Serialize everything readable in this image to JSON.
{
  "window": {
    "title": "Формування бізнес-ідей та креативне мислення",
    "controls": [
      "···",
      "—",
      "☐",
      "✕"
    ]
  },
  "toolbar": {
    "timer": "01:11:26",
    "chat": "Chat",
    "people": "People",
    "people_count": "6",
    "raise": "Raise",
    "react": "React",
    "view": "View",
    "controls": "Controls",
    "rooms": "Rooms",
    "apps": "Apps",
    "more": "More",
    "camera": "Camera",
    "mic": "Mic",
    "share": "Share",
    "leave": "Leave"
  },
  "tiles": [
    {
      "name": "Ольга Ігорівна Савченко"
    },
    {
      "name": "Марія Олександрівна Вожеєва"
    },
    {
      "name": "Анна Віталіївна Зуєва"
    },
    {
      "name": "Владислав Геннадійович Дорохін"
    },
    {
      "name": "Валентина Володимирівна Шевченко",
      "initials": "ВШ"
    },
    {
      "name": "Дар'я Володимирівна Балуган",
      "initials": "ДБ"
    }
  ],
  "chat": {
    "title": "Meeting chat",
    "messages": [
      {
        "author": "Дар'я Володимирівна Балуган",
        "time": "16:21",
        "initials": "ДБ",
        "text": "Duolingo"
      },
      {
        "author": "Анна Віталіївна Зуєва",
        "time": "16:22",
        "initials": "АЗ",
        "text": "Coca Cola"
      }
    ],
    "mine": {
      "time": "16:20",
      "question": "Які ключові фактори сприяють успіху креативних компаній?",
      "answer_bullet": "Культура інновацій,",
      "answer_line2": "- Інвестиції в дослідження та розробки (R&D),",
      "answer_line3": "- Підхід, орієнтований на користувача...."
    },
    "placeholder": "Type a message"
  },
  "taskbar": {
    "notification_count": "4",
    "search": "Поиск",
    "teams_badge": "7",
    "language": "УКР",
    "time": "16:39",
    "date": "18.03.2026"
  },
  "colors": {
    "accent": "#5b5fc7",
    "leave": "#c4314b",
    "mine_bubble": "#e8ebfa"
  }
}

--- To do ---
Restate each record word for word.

--- Your solution ---
Serialize everything readable in this image to JSON.
{
  "window": {
    "title": "Формування бізнес-ідей та креативне мислення",
    "controls": [
      "···",
      "—",
      "☐",
      "✕"
    ]
  },
  "toolbar": {
    "timer": "01:11:26",
    "chat": "Chat",
    "people": "People",
    "people_count": "6",
    "raise": "Raise",
    "react": "React",
    "view": "View",
    "controls": "Controls",
    "rooms": "Rooms",
    "apps": "Apps",
    "more": "More",
    "camera": "Camera",
    "mic": "Mic",
    "share": "Share",
    "leave": "Leave"
  },
  "tiles": [
    {
      "name": "Ольга Ігорівна Савченко"
    },
    {
      "name": "Марія Олександрівна Вожеєва"
    },
    {
      "name": "Анна Віталіївна Зуєва"
    },
    {
      "name": "Владислав Геннадійович Дорохін"
    },
    {
      "name": "Валентина Володимирівна Шевченко",
      "initials": "ВШ"
    },
    {
      "name": "Дар'я Володимирівна Балуган",
      "initials": "ДБ"
    }
  ],
  "chat": {
    "title": "Meeting chat",
    "messages": [
      {
        "author": "Дар'я Володимирівна Балуган",
        "time": "16:21",
        "initials": "ДБ",
        "text": "Duolingo"
      },
      {
        "author": "Анна Віталіївна Зуєва",
        "time": "16:22",
        "initials": "АЗ",
        "text": "Coca Cola"
      }
    ],
    "mine": {
      "time": "16:20",
      "question": "Які ключові фактори сприяють успіху креативних компаній?",
      "answer_bullet": "Культура інновацій,",
      "answer_line2": "- Інвестиції в дослідження та розробки (R&D),",
      "answer_line3": "- Підхід, орієнтований на користувача...."
    },
    "placeholder": "Type a message"
  },
  "taskbar": {
    "notification_count": "4",
    "search": "Поиск",
    "teams_badge": "7",
    "language": "УКР",
    "time": "16:39",
    "date": "18.03.2026"
  },
  "colors": {
    "accent": "#5b5fc7",
    "leave": "#c4314b",
    "mine_bubble": "#e8ebfa"
  }
}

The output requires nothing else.